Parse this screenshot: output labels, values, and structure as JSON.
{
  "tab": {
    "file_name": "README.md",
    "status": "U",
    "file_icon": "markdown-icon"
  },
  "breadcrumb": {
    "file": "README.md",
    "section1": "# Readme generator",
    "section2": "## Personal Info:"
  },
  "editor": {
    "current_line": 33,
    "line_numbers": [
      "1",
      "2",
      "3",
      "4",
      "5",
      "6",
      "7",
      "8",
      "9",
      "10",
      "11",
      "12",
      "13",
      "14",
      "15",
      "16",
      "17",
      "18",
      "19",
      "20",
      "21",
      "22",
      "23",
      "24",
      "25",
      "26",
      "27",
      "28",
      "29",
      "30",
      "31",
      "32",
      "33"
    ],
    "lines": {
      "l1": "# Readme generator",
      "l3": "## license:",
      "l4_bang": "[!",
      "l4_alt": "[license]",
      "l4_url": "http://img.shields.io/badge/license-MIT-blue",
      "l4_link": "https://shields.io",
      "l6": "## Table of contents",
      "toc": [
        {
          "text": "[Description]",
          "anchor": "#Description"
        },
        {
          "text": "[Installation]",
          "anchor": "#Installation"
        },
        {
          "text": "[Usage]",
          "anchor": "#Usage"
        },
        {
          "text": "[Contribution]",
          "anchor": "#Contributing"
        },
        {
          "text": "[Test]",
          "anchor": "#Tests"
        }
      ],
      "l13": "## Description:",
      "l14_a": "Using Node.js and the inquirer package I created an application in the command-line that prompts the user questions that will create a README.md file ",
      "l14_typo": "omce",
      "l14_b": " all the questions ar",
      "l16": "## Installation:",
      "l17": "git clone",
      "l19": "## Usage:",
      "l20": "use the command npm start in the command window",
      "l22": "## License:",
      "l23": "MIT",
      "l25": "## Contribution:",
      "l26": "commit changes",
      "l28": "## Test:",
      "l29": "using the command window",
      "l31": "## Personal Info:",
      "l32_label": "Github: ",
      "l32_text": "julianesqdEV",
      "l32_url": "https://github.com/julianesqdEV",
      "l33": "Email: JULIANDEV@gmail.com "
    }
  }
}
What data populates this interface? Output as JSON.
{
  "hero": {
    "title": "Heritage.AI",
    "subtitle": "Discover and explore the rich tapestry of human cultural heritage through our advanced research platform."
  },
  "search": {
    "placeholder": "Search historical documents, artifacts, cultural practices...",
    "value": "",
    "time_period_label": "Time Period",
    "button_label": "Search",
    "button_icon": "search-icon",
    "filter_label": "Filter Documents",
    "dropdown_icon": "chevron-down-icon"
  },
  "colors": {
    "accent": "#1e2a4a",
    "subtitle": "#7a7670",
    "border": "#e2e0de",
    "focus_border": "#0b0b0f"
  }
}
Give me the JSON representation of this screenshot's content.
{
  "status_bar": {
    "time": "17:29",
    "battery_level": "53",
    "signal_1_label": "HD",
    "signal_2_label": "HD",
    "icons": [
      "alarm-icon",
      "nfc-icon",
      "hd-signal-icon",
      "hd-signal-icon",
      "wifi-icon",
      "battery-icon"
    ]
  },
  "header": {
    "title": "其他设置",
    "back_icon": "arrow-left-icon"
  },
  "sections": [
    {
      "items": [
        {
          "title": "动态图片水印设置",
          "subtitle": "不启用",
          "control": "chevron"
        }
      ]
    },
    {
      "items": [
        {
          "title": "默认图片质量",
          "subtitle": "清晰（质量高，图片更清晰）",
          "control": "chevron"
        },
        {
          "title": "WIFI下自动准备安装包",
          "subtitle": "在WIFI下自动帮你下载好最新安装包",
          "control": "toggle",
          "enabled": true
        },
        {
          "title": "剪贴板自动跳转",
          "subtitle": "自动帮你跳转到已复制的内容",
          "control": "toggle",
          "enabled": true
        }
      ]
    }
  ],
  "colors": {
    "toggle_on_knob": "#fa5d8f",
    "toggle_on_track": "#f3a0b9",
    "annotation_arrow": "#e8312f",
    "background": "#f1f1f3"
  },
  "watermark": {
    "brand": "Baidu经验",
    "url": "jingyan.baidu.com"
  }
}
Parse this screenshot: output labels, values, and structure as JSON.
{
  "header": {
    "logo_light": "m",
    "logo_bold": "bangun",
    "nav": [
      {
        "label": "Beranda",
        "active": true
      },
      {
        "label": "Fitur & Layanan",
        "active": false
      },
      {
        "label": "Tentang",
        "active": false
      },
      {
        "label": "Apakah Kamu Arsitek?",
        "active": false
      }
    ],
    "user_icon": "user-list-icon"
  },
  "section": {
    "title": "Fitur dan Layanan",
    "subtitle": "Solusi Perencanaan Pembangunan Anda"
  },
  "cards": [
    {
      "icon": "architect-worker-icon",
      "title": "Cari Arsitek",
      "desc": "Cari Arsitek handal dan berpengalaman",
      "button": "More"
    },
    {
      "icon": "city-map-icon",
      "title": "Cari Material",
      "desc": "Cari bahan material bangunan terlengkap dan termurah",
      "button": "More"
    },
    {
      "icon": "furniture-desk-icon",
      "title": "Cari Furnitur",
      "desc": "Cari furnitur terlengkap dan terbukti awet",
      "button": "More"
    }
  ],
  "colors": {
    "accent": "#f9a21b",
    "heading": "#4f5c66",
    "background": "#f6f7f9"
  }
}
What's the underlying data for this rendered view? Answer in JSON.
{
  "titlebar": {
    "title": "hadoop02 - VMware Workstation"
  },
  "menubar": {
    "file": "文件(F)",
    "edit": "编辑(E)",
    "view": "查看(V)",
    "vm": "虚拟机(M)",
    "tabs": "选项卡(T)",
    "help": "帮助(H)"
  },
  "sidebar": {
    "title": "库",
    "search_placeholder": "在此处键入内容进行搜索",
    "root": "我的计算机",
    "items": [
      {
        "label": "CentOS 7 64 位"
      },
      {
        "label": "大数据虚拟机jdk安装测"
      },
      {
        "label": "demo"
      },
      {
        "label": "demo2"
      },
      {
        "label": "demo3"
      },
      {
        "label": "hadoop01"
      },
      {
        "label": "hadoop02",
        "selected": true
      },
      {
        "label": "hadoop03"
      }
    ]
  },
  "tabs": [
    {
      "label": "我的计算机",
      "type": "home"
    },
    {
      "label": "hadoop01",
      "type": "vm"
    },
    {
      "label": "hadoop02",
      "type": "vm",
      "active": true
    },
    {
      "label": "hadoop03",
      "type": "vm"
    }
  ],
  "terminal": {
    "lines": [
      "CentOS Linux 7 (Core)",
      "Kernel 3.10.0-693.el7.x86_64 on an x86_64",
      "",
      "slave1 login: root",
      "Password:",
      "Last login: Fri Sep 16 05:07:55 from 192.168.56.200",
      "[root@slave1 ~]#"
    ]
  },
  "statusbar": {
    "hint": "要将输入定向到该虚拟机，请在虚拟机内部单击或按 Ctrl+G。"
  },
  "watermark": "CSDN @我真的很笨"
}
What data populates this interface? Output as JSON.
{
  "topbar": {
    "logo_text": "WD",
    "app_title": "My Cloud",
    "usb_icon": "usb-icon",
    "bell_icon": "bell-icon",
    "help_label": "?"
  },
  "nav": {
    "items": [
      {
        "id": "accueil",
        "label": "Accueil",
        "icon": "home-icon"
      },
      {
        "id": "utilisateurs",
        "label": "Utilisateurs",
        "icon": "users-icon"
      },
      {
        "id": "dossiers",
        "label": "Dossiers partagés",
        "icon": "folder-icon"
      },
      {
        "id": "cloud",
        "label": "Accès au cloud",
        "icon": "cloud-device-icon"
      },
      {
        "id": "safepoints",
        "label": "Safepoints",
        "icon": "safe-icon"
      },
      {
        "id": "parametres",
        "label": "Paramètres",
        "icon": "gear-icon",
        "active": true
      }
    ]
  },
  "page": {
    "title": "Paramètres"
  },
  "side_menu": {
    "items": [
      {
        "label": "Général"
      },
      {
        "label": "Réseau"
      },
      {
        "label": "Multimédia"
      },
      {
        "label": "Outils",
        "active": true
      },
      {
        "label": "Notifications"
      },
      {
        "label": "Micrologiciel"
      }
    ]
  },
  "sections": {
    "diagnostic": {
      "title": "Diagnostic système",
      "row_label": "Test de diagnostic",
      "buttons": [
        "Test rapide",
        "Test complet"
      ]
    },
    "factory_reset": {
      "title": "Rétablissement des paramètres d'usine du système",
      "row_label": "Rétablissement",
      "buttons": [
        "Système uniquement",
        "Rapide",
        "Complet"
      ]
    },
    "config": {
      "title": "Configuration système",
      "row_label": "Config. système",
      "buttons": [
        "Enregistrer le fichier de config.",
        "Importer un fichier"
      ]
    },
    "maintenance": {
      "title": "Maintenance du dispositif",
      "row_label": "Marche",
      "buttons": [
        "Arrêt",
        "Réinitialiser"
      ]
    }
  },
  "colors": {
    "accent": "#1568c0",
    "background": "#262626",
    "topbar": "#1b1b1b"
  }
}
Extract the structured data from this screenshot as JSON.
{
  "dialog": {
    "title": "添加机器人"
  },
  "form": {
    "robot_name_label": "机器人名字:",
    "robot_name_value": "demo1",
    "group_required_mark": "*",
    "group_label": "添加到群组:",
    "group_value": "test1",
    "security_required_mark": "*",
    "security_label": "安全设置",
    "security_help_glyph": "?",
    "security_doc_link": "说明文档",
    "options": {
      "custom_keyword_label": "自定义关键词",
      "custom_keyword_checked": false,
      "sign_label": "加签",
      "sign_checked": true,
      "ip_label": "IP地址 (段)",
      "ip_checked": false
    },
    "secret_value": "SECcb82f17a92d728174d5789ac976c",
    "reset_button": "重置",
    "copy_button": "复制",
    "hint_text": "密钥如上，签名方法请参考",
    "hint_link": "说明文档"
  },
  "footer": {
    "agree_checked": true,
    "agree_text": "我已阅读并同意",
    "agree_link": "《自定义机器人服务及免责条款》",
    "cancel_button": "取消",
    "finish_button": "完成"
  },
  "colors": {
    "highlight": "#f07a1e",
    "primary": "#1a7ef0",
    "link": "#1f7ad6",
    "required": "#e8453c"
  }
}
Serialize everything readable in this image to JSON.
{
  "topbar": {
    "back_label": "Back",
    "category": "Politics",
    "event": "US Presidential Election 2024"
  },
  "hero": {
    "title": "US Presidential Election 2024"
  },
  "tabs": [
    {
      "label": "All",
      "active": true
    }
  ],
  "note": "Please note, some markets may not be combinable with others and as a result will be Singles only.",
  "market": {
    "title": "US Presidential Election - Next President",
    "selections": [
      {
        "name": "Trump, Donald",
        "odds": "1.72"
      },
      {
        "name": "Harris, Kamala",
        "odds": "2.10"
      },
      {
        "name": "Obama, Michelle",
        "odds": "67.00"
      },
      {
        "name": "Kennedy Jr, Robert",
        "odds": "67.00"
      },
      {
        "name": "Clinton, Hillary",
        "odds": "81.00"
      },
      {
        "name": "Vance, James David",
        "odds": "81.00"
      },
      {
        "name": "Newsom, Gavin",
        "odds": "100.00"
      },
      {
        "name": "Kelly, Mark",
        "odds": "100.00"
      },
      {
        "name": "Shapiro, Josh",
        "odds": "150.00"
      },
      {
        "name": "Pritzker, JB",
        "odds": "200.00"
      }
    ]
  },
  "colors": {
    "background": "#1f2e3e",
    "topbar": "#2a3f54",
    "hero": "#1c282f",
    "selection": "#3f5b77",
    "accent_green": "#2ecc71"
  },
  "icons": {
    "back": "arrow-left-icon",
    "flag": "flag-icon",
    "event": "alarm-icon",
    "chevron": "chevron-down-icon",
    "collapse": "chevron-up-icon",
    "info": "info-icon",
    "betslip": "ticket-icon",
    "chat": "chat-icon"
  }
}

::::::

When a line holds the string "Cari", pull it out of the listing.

      "title": "Cari Arsitek",
      "desc": "Cari Arsitek handal dan berpengalaman",
      "title": "Cari Material",
      "desc": "Cari bahan material bangunan terlengkap dan termurah",
      "title": "Cari Furnitur",
      "desc": "Cari furnitur terlengkap dan terbukti awet",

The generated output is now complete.